**What is needed**
Wherever the word "this" turns up in a line of the entries, copy that line.

**Materials provided**
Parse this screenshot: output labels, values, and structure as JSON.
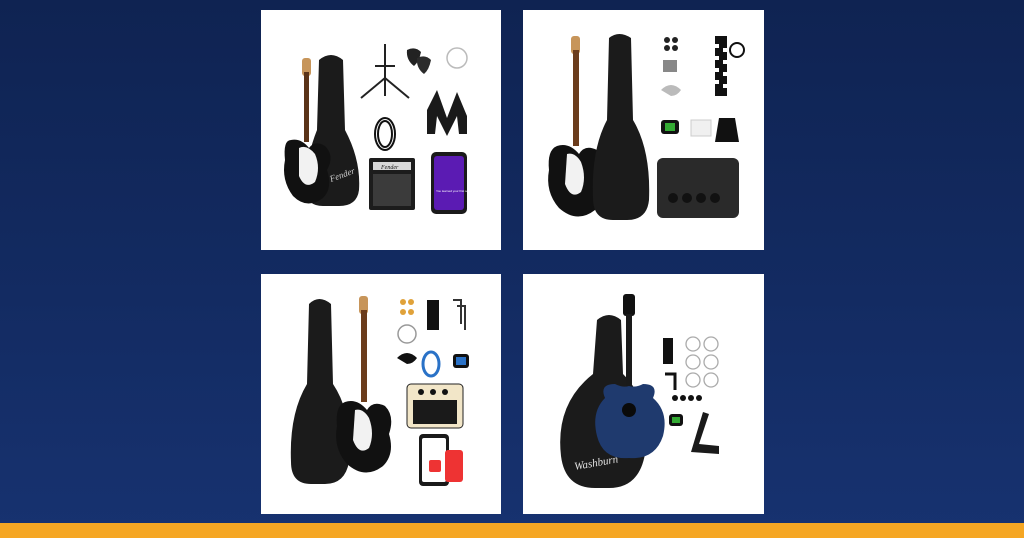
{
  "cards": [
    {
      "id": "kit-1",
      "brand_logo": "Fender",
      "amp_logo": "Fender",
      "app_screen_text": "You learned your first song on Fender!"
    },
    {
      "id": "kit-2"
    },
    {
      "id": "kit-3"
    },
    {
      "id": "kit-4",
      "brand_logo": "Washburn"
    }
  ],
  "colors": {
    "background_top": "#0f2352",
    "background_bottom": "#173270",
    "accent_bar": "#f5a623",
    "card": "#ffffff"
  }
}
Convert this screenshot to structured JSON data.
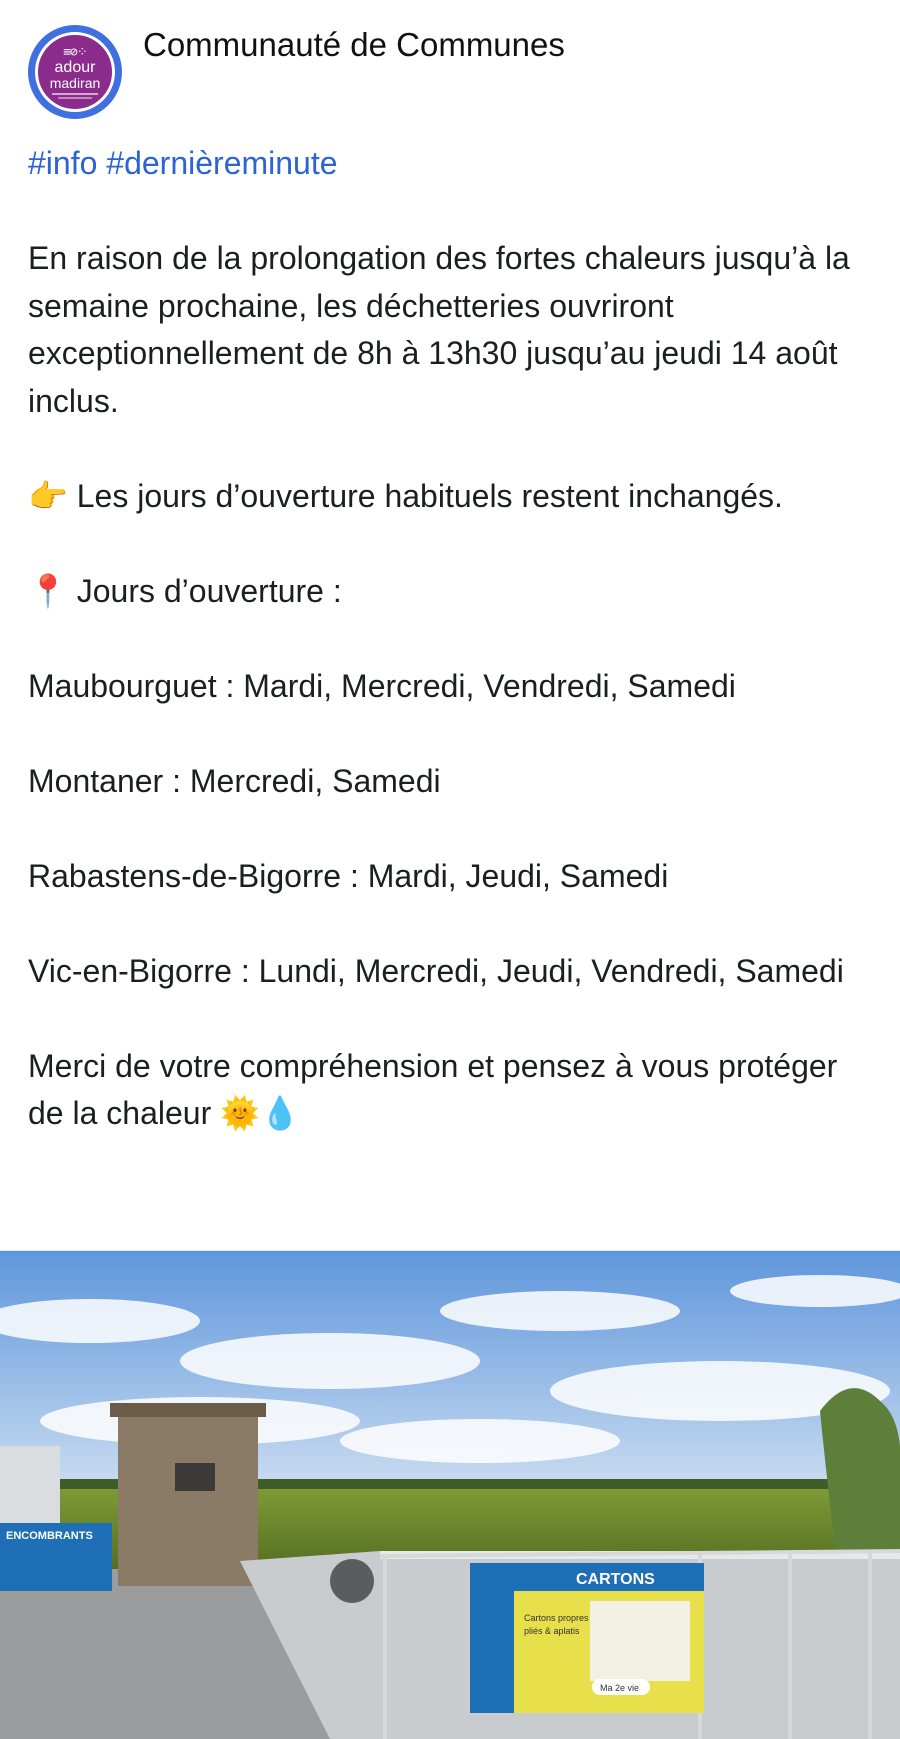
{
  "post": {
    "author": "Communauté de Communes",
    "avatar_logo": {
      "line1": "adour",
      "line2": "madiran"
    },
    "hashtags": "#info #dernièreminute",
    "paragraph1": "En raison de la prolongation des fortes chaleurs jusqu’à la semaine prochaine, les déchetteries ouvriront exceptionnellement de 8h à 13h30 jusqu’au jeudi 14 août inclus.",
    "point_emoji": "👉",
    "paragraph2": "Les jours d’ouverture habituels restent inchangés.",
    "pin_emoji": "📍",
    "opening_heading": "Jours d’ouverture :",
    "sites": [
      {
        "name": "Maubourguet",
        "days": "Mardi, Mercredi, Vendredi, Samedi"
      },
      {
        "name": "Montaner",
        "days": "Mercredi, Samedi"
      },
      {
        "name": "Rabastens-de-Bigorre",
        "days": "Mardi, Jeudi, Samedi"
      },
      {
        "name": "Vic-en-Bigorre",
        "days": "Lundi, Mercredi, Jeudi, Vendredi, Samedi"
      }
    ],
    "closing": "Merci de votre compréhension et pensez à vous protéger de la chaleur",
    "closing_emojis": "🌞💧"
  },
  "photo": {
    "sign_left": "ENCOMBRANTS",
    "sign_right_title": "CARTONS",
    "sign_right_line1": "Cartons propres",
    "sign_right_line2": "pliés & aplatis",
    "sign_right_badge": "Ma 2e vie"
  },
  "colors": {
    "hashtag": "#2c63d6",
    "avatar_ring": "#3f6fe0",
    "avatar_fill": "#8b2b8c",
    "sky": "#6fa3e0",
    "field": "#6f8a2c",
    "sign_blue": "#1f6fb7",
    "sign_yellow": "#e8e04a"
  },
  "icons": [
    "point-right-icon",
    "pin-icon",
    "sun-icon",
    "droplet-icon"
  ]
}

**Response**
Parse this screenshot: output labels, values, and structure as JSON.
Convert this screenshot to structured JSON data.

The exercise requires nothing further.